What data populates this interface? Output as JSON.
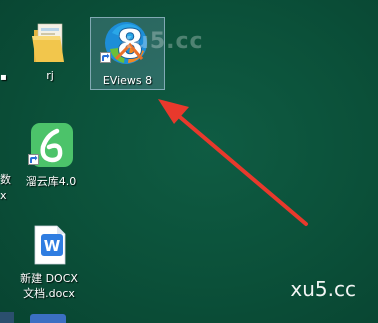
{
  "desktop": {
    "background_color": "#0b5039",
    "icons": [
      {
        "label": "rj"
      },
      {
        "label": "EViews 8"
      },
      {
        "label": "溜云库4.0"
      },
      {
        "label_line1": "新建 DOCX",
        "label_line2": "文档.docx"
      }
    ],
    "edge_text": {
      "left_line1": "数",
      "left_line2": "x"
    }
  },
  "overlay": {
    "watermark": "xu5.cc",
    "corner_text": "xu5.cc",
    "arrow_color": "#e8392c"
  }
}
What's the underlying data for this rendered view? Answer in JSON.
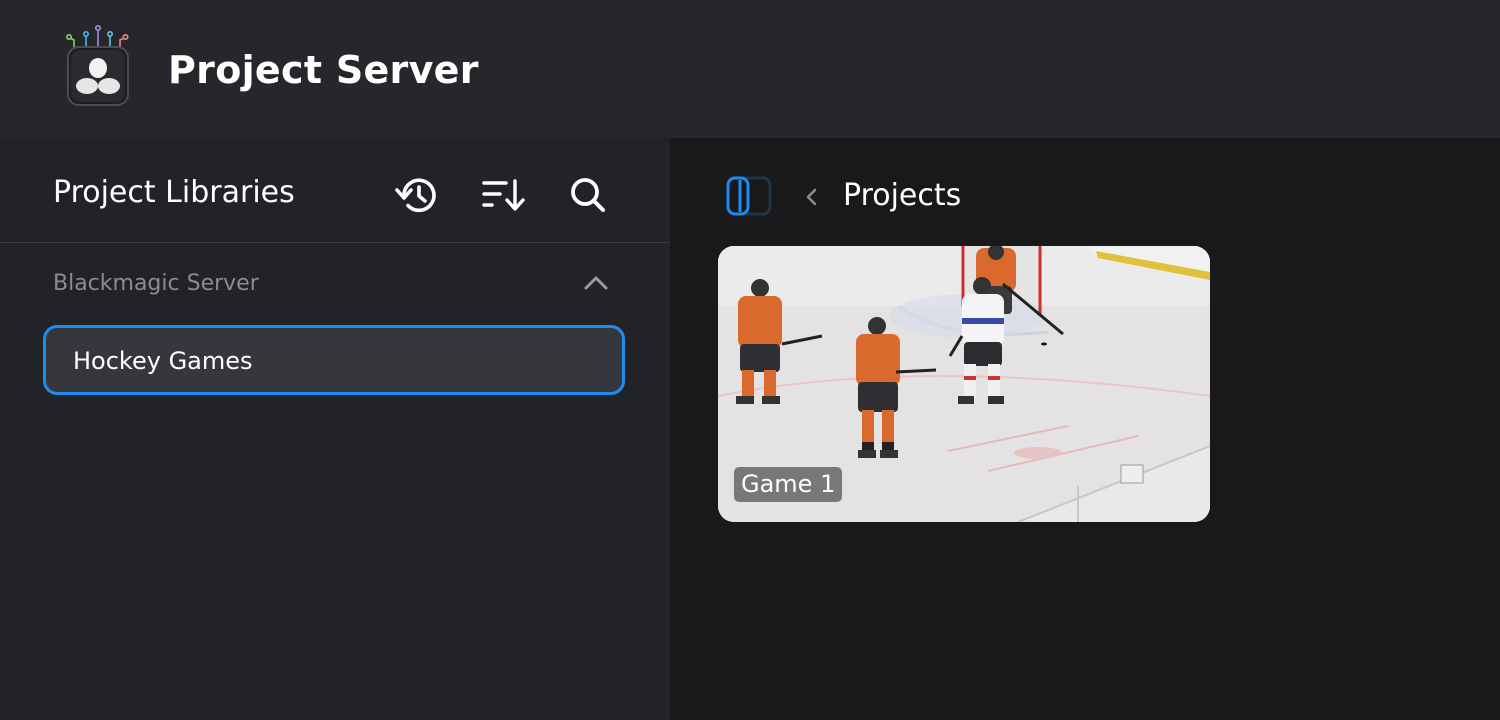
{
  "header": {
    "title": "Project Server",
    "icon": "davinci-resolve-app-icon"
  },
  "sidebar": {
    "title": "Project Libraries",
    "tools": [
      {
        "icon": "history-icon"
      },
      {
        "icon": "sort-icon"
      },
      {
        "icon": "search-icon"
      }
    ],
    "section": {
      "label": "Blackmagic Server",
      "collapse_icon": "chevron-up-icon",
      "items": [
        {
          "label": "Hockey Games",
          "selected": true
        }
      ]
    }
  },
  "main": {
    "breadcrumb": {
      "back_icon": "chevron-left-icon",
      "title": "Projects"
    },
    "projects": [
      {
        "label": "Game 1",
        "thumbnail": "hockey-game-thumbnail"
      }
    ]
  },
  "colors": {
    "accent": "#1e8cf0",
    "header_bg": "#26272b",
    "sidebar_bg": "#222327",
    "main_bg": "#19191b"
  }
}
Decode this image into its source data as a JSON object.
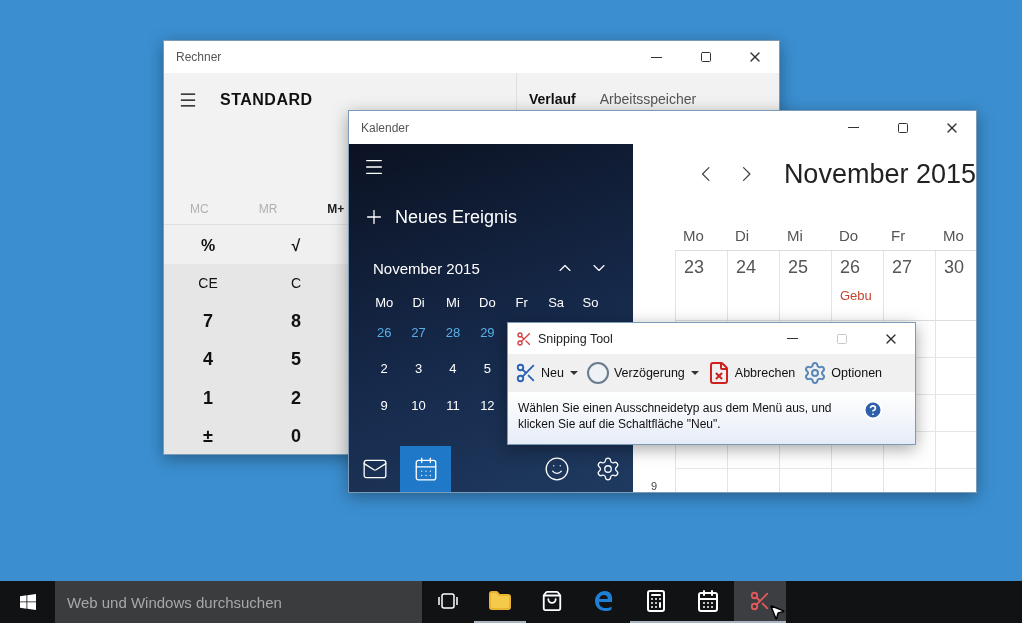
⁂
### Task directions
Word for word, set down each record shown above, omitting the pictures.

### Response area
What data populates this interface? Output as JSON.
{
  "desktop": {
    "background_color": "#0b5039",
    "icons": [
      {
        "label": "rj"
      },
      {
        "label": "EViews 8"
      },
      {
        "label": "溜云库4.0"
      },
      {
        "label_line1": "新建 DOCX",
        "label_line2": "文档.docx"
      }
    ],
    "edge_text": {
      "left_line1": "数",
      "left_line2": "x"
    }
  },
  "overlay": {
    "watermark": "xu5.cc",
    "corner_text": "xu5.cc",
    "arrow_color": "#e8392c"
  }
}
What's the underlying data for this rendered view? Answer in JSON.
{
  "header": {
    "title": "Project Server",
    "icon": "davinci-resolve-app-icon"
  },
  "sidebar": {
    "title": "Project Libraries",
    "tools": [
      {
        "icon": "history-icon"
      },
      {
        "icon": "sort-icon"
      },
      {
        "icon": "search-icon"
      }
    ],
    "section": {
      "label": "Blackmagic Server",
      "collapse_icon": "chevron-up-icon",
      "items": [
        {
          "label": "Hockey Games",
          "selected": true
        }
      ]
    }
  },
  "main": {
    "breadcrumb": {
      "back_icon": "chevron-left-icon",
      "title": "Projects"
    },
    "projects": [
      {
        "label": "Game 1",
        "thumbnail": "hockey-game-thumbnail"
      }
    ]
  },
  "colors": {
    "accent": "#1e8cf0",
    "header_bg": "#26272b",
    "sidebar_bg": "#222327",
    "main_bg": "#19191b"
  }
}
Decode this image into its source data as a JSON object.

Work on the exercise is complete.